Pictures are not part of the copy; repeat everything else in the records exactly.

::::::::::

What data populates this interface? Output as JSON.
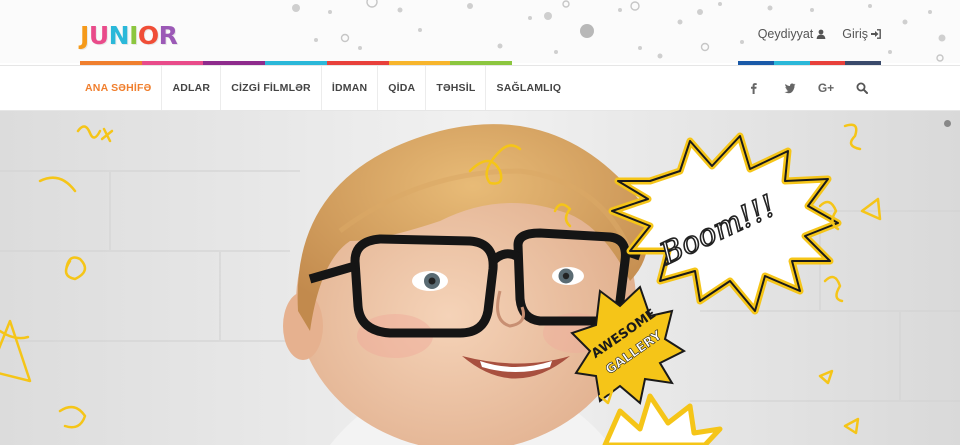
{
  "brand": {
    "logo_letters": [
      "J",
      "U",
      "N",
      "I",
      "O",
      "R"
    ],
    "logo_colors": [
      "#f59a1b",
      "#e94b8a",
      "#2bb8d9",
      "#8cc63f",
      "#f04e37",
      "#9b59b6"
    ]
  },
  "header": {
    "register_label": "Qeydiyyat",
    "login_label": "Giriş",
    "accent_bar_colors": [
      "#f07f2e",
      "#e94b8a",
      "#8e2b8c",
      "#2bb8d9",
      "#e8403b",
      "#f7b52c",
      "#8cc63f"
    ],
    "right_bar_colors": [
      "#1a5aa8",
      "#2bb8d9",
      "#e8403b",
      "#3a4a6b"
    ]
  },
  "nav": {
    "items": [
      {
        "label": "ANA SƏHİFƏ",
        "active": true
      },
      {
        "label": "ADLAR",
        "active": false
      },
      {
        "label": "CİZGİ FİLMLƏR",
        "active": false
      },
      {
        "label": "İDMAN",
        "active": false
      },
      {
        "label": "QİDA",
        "active": false
      },
      {
        "label": "TƏHSİL",
        "active": false
      },
      {
        "label": "SAĞLAMLIQ",
        "active": false
      }
    ],
    "social_icons": [
      "facebook-icon",
      "twitter-icon",
      "google-plus-icon",
      "search-icon"
    ],
    "google_plus_label": "G+"
  },
  "hero": {
    "bubble_text": "Boom!!!",
    "badge_line1": "AWESOME",
    "badge_line2": "GALLERY",
    "accent_color": "#f5c518"
  }
}
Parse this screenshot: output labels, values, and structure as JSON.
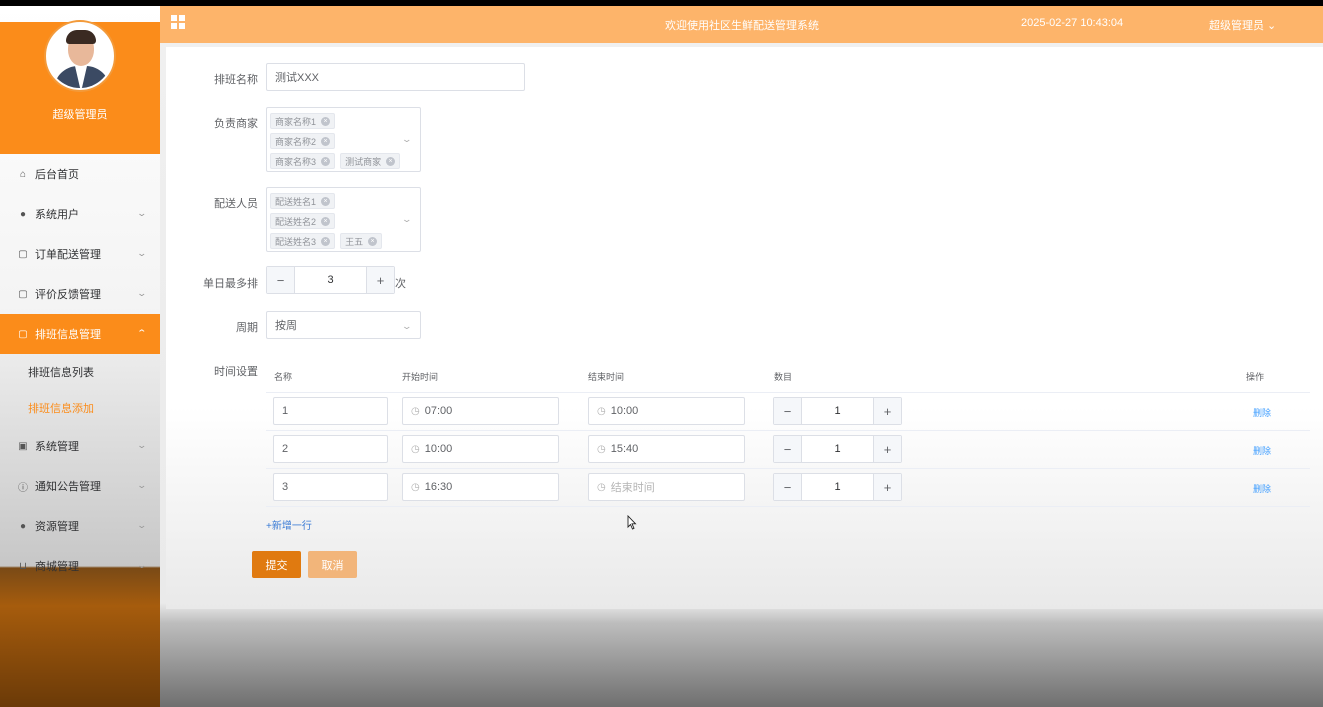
{
  "user": {
    "name": "超级管理员"
  },
  "sidebar": {
    "items": [
      {
        "label": "后台首页",
        "icon": "home-icon",
        "glyph": "⌂"
      },
      {
        "label": "系统用户",
        "icon": "user-icon",
        "glyph": "●"
      },
      {
        "label": "订单配送管理",
        "icon": "document-icon",
        "glyph": "▢"
      },
      {
        "label": "评价反馈管理",
        "icon": "document-icon",
        "glyph": "▢"
      },
      {
        "label": "排班信息管理",
        "icon": "document-icon",
        "glyph": "▢"
      },
      {
        "label": "系统管理",
        "icon": "chart-icon",
        "glyph": "▣"
      },
      {
        "label": "通知公告管理",
        "icon": "info-icon",
        "glyph": "ⓘ"
      },
      {
        "label": "资源管理",
        "icon": "location-icon",
        "glyph": "●"
      },
      {
        "label": "商城管理",
        "icon": "cart-icon",
        "glyph": "⊔"
      }
    ],
    "sub_items": [
      "排班信息列表",
      "排班信息添加"
    ]
  },
  "header": {
    "title": "欢迎使用社区生鲜配送管理系统",
    "datetime": "2025-02-27 10:43:04",
    "user_menu": "超级管理员"
  },
  "form": {
    "name_label": "排班名称",
    "name_value": "测试XXX",
    "merchant_label": "负责商家",
    "merchants": [
      "商家名称1",
      "商家名称2",
      "商家名称3",
      "测试商家"
    ],
    "courier_label": "配送人员",
    "couriers": [
      "配送姓名1",
      "配送姓名2",
      "配送姓名3",
      "王五"
    ],
    "daily_max_label": "单日最多排",
    "daily_max_value": "3",
    "daily_max_unit": "次",
    "period_label": "周期",
    "period_value": "按周",
    "time_label": "时间设置"
  },
  "table": {
    "headers": {
      "name": "名称",
      "start": "开始时间",
      "end": "结束时间",
      "count": "数目",
      "action": "操作"
    },
    "rows": [
      {
        "name": "1",
        "start": "07:00",
        "end": "10:00",
        "count": "1",
        "action": "删除"
      },
      {
        "name": "2",
        "start": "10:00",
        "end": "15:40",
        "count": "1",
        "action": "删除"
      },
      {
        "name": "3",
        "start": "16:30",
        "end": "",
        "end_placeholder": "结束时间",
        "count": "1",
        "action": "删除"
      }
    ],
    "add_row": "+新增一行"
  },
  "buttons": {
    "submit": "提交",
    "cancel": "取消"
  },
  "colors": {
    "primary": "#fb8c1a",
    "topbar": "#fdb46a",
    "link": "#409eff"
  }
}
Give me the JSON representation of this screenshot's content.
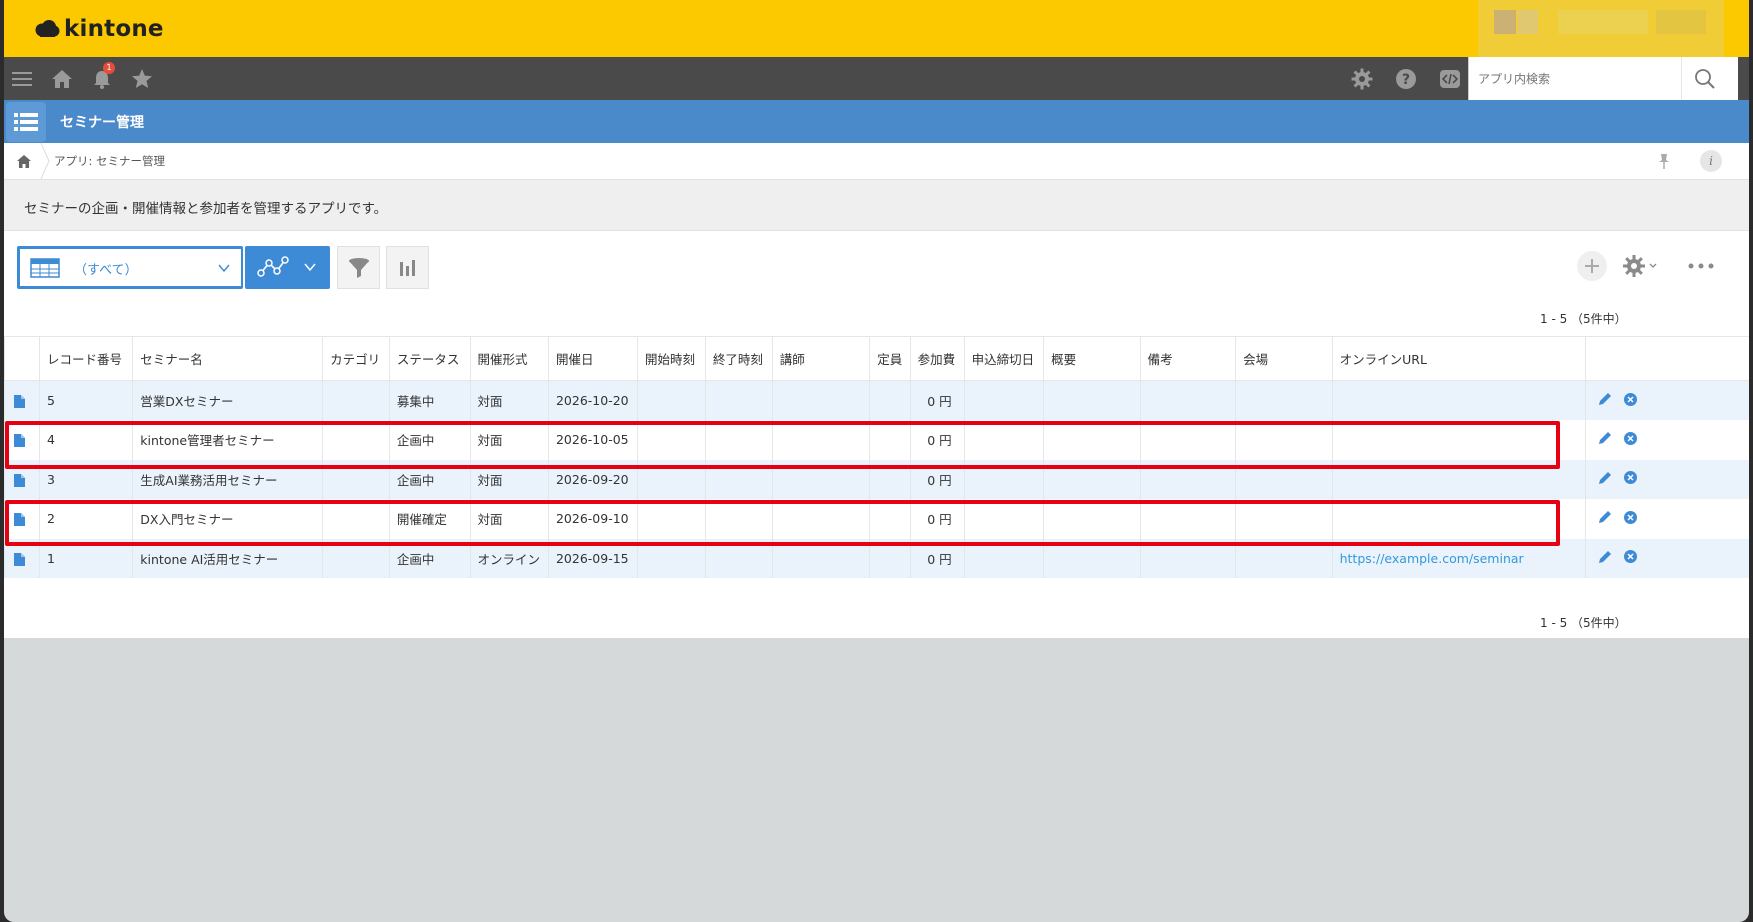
{
  "header": {
    "logo_text": "kintone",
    "notification_count": "1"
  },
  "search": {
    "placeholder": "アプリ内検索"
  },
  "app": {
    "title": "セミナー管理"
  },
  "breadcrumb": {
    "text": "アプリ: セミナー管理"
  },
  "description": "セミナーの企画・開催情報と参加者を管理するアプリです。",
  "toolbar": {
    "view_label": "（すべて）"
  },
  "pagination": {
    "top": "1 - 5 （5件中）",
    "bottom": "1 - 5 （5件中）"
  },
  "table": {
    "columns": [
      "レコード番号",
      "セミナー名",
      "カテゴリ",
      "ステータス",
      "開催形式",
      "開催日",
      "開始時刻",
      "終了時刻",
      "講師",
      "定員",
      "参加費",
      "申込締切日",
      "概要",
      "備考",
      "会場",
      "オンラインURL"
    ],
    "rows": [
      {
        "id": "5",
        "name": "営業DXセミナー",
        "category": "",
        "status": "募集中",
        "format": "対面",
        "date": "2026-10-20",
        "start": "",
        "end": "",
        "lecturer": "",
        "capacity": "",
        "fee": "0 円",
        "deadline": "",
        "summary": "",
        "notes": "",
        "venue": "",
        "url": ""
      },
      {
        "id": "4",
        "name": "kintone管理者セミナー",
        "category": "",
        "status": "企画中",
        "format": "対面",
        "date": "2026-10-05",
        "start": "",
        "end": "",
        "lecturer": "",
        "capacity": "",
        "fee": "0 円",
        "deadline": "",
        "summary": "",
        "notes": "",
        "venue": "",
        "url": ""
      },
      {
        "id": "3",
        "name": "生成AI業務活用セミナー",
        "category": "",
        "status": "企画中",
        "format": "対面",
        "date": "2026-09-20",
        "start": "",
        "end": "",
        "lecturer": "",
        "capacity": "",
        "fee": "0 円",
        "deadline": "",
        "summary": "",
        "notes": "",
        "venue": "",
        "url": ""
      },
      {
        "id": "2",
        "name": "DX入門セミナー",
        "category": "",
        "status": "開催確定",
        "format": "対面",
        "date": "2026-09-10",
        "start": "",
        "end": "",
        "lecturer": "",
        "capacity": "",
        "fee": "0 円",
        "deadline": "",
        "summary": "",
        "notes": "",
        "venue": "",
        "url": ""
      },
      {
        "id": "1",
        "name": "kintone AI活用セミナー",
        "category": "",
        "status": "企画中",
        "format": "オンライン",
        "date": "2026-09-15",
        "start": "",
        "end": "",
        "lecturer": "",
        "capacity": "",
        "fee": "0 円",
        "deadline": "",
        "summary": "",
        "notes": "",
        "venue": "",
        "url": "https://example.com/seminar"
      }
    ]
  },
  "colors": {
    "brand_yellow": "#fcc800",
    "nav_dark": "#4a4a4a",
    "app_blue": "#4a8acb",
    "accent_blue": "#3d8ad6",
    "row_stripe": "#eaf3fb",
    "highlight_red": "#e60012",
    "link": "#3498db"
  },
  "icons": {
    "logo": "kintone-cloud-icon",
    "menu": "hamburger-icon",
    "home": "home-icon",
    "notifications": "bell-icon",
    "favorites": "star-icon",
    "settings": "gear-icon",
    "help": "help-icon",
    "dev": "code-icon",
    "search": "search-icon",
    "record": "document-icon",
    "edit": "pencil-icon",
    "delete": "close-circle-icon"
  }
}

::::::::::

◆ Exercise result
What data populates this interface? Output as JSON.
{
  "brand": {
    "logo_letters": [
      "J",
      "U",
      "N",
      "I",
      "O",
      "R"
    ],
    "logo_colors": [
      "#f59a1b",
      "#e94b8a",
      "#2bb8d9",
      "#8cc63f",
      "#f04e37",
      "#9b59b6"
    ]
  },
  "header": {
    "register_label": "Qeydiyyat",
    "login_label": "Giriş",
    "accent_bar_colors": [
      "#f07f2e",
      "#e94b8a",
      "#8e2b8c",
      "#2bb8d9",
      "#e8403b",
      "#f7b52c",
      "#8cc63f"
    ],
    "right_bar_colors": [
      "#1a5aa8",
      "#2bb8d9",
      "#e8403b",
      "#3a4a6b"
    ]
  },
  "nav": {
    "items": [
      {
        "label": "ANA SƏHİFƏ",
        "active": true
      },
      {
        "label": "ADLAR",
        "active": false
      },
      {
        "label": "CİZGİ FİLMLƏR",
        "active": false
      },
      {
        "label": "İDMAN",
        "active": false
      },
      {
        "label": "QİDA",
        "active": false
      },
      {
        "label": "TƏHSİL",
        "active": false
      },
      {
        "label": "SAĞLAMLIQ",
        "active": false
      }
    ],
    "social_icons": [
      "facebook-icon",
      "twitter-icon",
      "google-plus-icon",
      "search-icon"
    ],
    "google_plus_label": "G+"
  },
  "hero": {
    "bubble_text": "Boom!!!",
    "badge_line1": "AWESOME",
    "badge_line2": "GALLERY",
    "accent_color": "#f5c518"
  }
}
Parse this screenshot: output labels, values, and structure as JSON.
{
  "user": {
    "name": "超级管理员"
  },
  "sidebar": {
    "items": [
      {
        "label": "后台首页",
        "icon": "home-icon",
        "glyph": "⌂"
      },
      {
        "label": "系统用户",
        "icon": "user-icon",
        "glyph": "●"
      },
      {
        "label": "订单配送管理",
        "icon": "document-icon",
        "glyph": "▢"
      },
      {
        "label": "评价反馈管理",
        "icon": "document-icon",
        "glyph": "▢"
      },
      {
        "label": "排班信息管理",
        "icon": "document-icon",
        "glyph": "▢"
      },
      {
        "label": "系统管理",
        "icon": "chart-icon",
        "glyph": "▣"
      },
      {
        "label": "通知公告管理",
        "icon": "info-icon",
        "glyph": "ⓘ"
      },
      {
        "label": "资源管理",
        "icon": "location-icon",
        "glyph": "●"
      },
      {
        "label": "商城管理",
        "icon": "cart-icon",
        "glyph": "⊔"
      }
    ],
    "sub_items": [
      "排班信息列表",
      "排班信息添加"
    ]
  },
  "header": {
    "title": "欢迎使用社区生鲜配送管理系统",
    "datetime": "2025-02-27 10:43:04",
    "user_menu": "超级管理员"
  },
  "form": {
    "name_label": "排班名称",
    "name_value": "测试XXX",
    "merchant_label": "负责商家",
    "merchants": [
      "商家名称1",
      "商家名称2",
      "商家名称3",
      "测试商家"
    ],
    "courier_label": "配送人员",
    "couriers": [
      "配送姓名1",
      "配送姓名2",
      "配送姓名3",
      "王五"
    ],
    "daily_max_label": "单日最多排",
    "daily_max_value": "3",
    "daily_max_unit": "次",
    "period_label": "周期",
    "period_value": "按周",
    "time_label": "时间设置"
  },
  "table": {
    "headers": {
      "name": "名称",
      "start": "开始时间",
      "end": "结束时间",
      "count": "数目",
      "action": "操作"
    },
    "rows": [
      {
        "name": "1",
        "start": "07:00",
        "end": "10:00",
        "count": "1",
        "action": "删除"
      },
      {
        "name": "2",
        "start": "10:00",
        "end": "15:40",
        "count": "1",
        "action": "删除"
      },
      {
        "name": "3",
        "start": "16:30",
        "end": "",
        "end_placeholder": "结束时间",
        "count": "1",
        "action": "删除"
      }
    ],
    "add_row": "+新增一行"
  },
  "buttons": {
    "submit": "提交",
    "cancel": "取消"
  },
  "colors": {
    "primary": "#fb8c1a",
    "topbar": "#fdb46a",
    "link": "#409eff"
  }
}
Give me the JSON representation of this screenshot's content.
{
  "header": {
    "logo_text": "kintone",
    "notification_count": "1"
  },
  "search": {
    "placeholder": "アプリ内検索"
  },
  "app": {
    "title": "セミナー管理"
  },
  "breadcrumb": {
    "text": "アプリ: セミナー管理"
  },
  "description": "セミナーの企画・開催情報と参加者を管理するアプリです。",
  "toolbar": {
    "view_label": "（すべて）"
  },
  "pagination": {
    "top": "1 - 5 （5件中）",
    "bottom": "1 - 5 （5件中）"
  },
  "table": {
    "columns": [
      "レコード番号",
      "セミナー名",
      "カテゴリ",
      "ステータス",
      "開催形式",
      "開催日",
      "開始時刻",
      "終了時刻",
      "講師",
      "定員",
      "参加費",
      "申込締切日",
      "概要",
      "備考",
      "会場",
      "オンラインURL"
    ],
    "rows": [
      {
        "id": "5",
        "name": "営業DXセミナー",
        "category": "",
        "status": "募集中",
        "format": "対面",
        "date": "2026-10-20",
        "start": "",
        "end": "",
        "lecturer": "",
        "capacity": "",
        "fee": "0 円",
        "deadline": "",
        "summary": "",
        "notes": "",
        "venue": "",
        "url": ""
      },
      {
        "id": "4",
        "name": "kintone管理者セミナー",
        "category": "",
        "status": "企画中",
        "format": "対面",
        "date": "2026-10-05",
        "start": "",
        "end": "",
        "lecturer": "",
        "capacity": "",
        "fee": "0 円",
        "deadline": "",
        "summary": "",
        "notes": "",
        "venue": "",
        "url": ""
      },
      {
        "id": "3",
        "name": "生成AI業務活用セミナー",
        "category": "",
        "status": "企画中",
        "format": "対面",
        "date": "2026-09-20",
        "start": "",
        "end": "",
        "lecturer": "",
        "capacity": "",
        "fee": "0 円",
        "deadline": "",
        "summary": "",
        "notes": "",
        "venue": "",
        "url": ""
      },
      {
        "id": "2",
        "name": "DX入門セミナー",
        "category": "",
        "status": "開催確定",
        "format": "対面",
        "date": "2026-09-10",
        "start": "",
        "end": "",
        "lecturer": "",
        "capacity": "",
        "fee": "0 円",
        "deadline": "",
        "summary": "",
        "notes": "",
        "venue": "",
        "url": ""
      },
      {
        "id": "1",
        "name": "kintone AI活用セミナー",
        "category": "",
        "status": "企画中",
        "format": "オンライン",
        "date": "2026-09-15",
        "start": "",
        "end": "",
        "lecturer": "",
        "capacity": "",
        "fee": "0 円",
        "deadline": "",
        "summary": "",
        "notes": "",
        "venue": "",
        "url": "https://example.com/seminar"
      }
    ]
  },
  "colors": {
    "brand_yellow": "#fcc800",
    "nav_dark": "#4a4a4a",
    "app_blue": "#4a8acb",
    "accent_blue": "#3d8ad6",
    "row_stripe": "#eaf3fb",
    "highlight_red": "#e60012",
    "link": "#3498db"
  },
  "icons": {
    "logo": "kintone-cloud-icon",
    "menu": "hamburger-icon",
    "home": "home-icon",
    "notifications": "bell-icon",
    "favorites": "star-icon",
    "settings": "gear-icon",
    "help": "help-icon",
    "dev": "code-icon",
    "search": "search-icon",
    "record": "document-icon",
    "edit": "pencil-icon",
    "delete": "close-circle-icon"
  }
}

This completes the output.